Passing the hat is now part of the Winnipeg Blue Bombers' playbook.
Four members of the local CFL club were called out onto the carpet by the league for their public comments about the officiating following the disappointing 44-40 loss to the Montreal Alouettes Friday night. Head coach Paul LaPolice was nailed for a $1,000 fine, while three players -- DE Phillip Hunt, C Obby Khan, DB Jovon Johnson -- were tagged undisclosed amounts for their public displeasure with the zebras.
Those Bombers might have some help paying those monetary slaps on the wrist, though. Not only have teammates chipped in to offset the costs, but more than a few Blue and Gold supporters have contacted the Free Press to lend their support, wondering if they can help lessen the financial blow.
"The last couple days we've talked about looking in the mirror at ourselves -- we are," LaPolice said at the Bomber offices Wednesday. "That's awesome by the fans... but I would say just put those funds to your (favourite) charity."
As a refresher, let's go back to Friday's contest.

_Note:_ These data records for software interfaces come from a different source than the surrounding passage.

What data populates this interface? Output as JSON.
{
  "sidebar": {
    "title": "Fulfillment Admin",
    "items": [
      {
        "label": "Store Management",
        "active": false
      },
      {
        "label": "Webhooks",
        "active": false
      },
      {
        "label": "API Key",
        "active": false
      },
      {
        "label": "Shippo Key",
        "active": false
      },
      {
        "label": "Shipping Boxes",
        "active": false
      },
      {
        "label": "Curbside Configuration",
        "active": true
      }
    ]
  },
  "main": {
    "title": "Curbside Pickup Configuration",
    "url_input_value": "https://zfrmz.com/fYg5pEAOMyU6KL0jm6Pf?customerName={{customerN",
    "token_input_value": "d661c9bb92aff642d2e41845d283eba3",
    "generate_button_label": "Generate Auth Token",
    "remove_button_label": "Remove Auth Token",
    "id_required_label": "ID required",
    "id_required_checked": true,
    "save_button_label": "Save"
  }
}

The Bombers (and the fans) disagreed with a number of calls made by head referee Murray Clarke and his crew, including an illegal contact call on Bombers DB Clint Kent and a video replay ruling that determined Alouettes receiver Jamel Richardson did not catch and have possession of the ball when he fumbled on the game-winning drive. Winnipeg recovered the loose ball on the non-play.
Two plays later, Montreal converted a 3rd-and-4 into a 48-yard touchdown reception.
Afterwards, Bomber players were hot and bothered:
Said Hunt: "For these referees to come out here and showcase poor judgmental skills is beyond me. What they have against the Winnipeg Blue Bombers, or if they're getting paid by the Alouettes... I think the referees need to have a (meeting) with the CFL and they need to talk something over, because this is sad."
Offered Khan: "What's the point of working if they (the officials) are just going to hand the game to Montreal? Without a doubt I feel the refs did.
"It's a professional league, we're professional players... and it doesn't seem like that (professionalism) is all around." You expect the calls to be equal. Without seeing the film, I don't feel like they were."
Khan was a little more reserved when commenting on his own comments Wednesday.
"It's been a couple days now, so obviously things have cooled off," he said. "I didn't mean what I said. It was in the heat of the moment, we just played a game with a lot of emotion, and we put a lot of time and effort into that game. Whatever you do in life, whether it's football or work -- you put that much effort in and things don't go your way, you're going to be upset.
"Ten minutes after the game and the media is in my face -- I said some things I regret."
LaPolice was dinged for his stating that "mistakes were made" and questioning the "inconsistencies" within the CFL officiating group on a post game radio segment. That's a no-no, as players and coaches were informed by the league earlier in the year that any use of those terms would be considered public criticism and subject to discipline.
That's fine, said LaPolice. He talked to the CFL director of officials Tom Higgins, ironed out the creases with regards to the rulings on the field, and took full responsibility for his conduct Wednesday. If anything, the coach was more annoyed that league ruling dragged so long into the week -- a pivotal stretch for the Bombers as they ready themselves for a key game with the B.C. Lions at Empire Stadium Saturday. With just six games left on the schedule, Winnipeg (3-9) needs a victory against B.C. (4-8) to climb back into the race for the final playoff spot.
"I really haven't thought too much about (the officials) since Sunday," LaPolice added. "We're just moving on to go play football."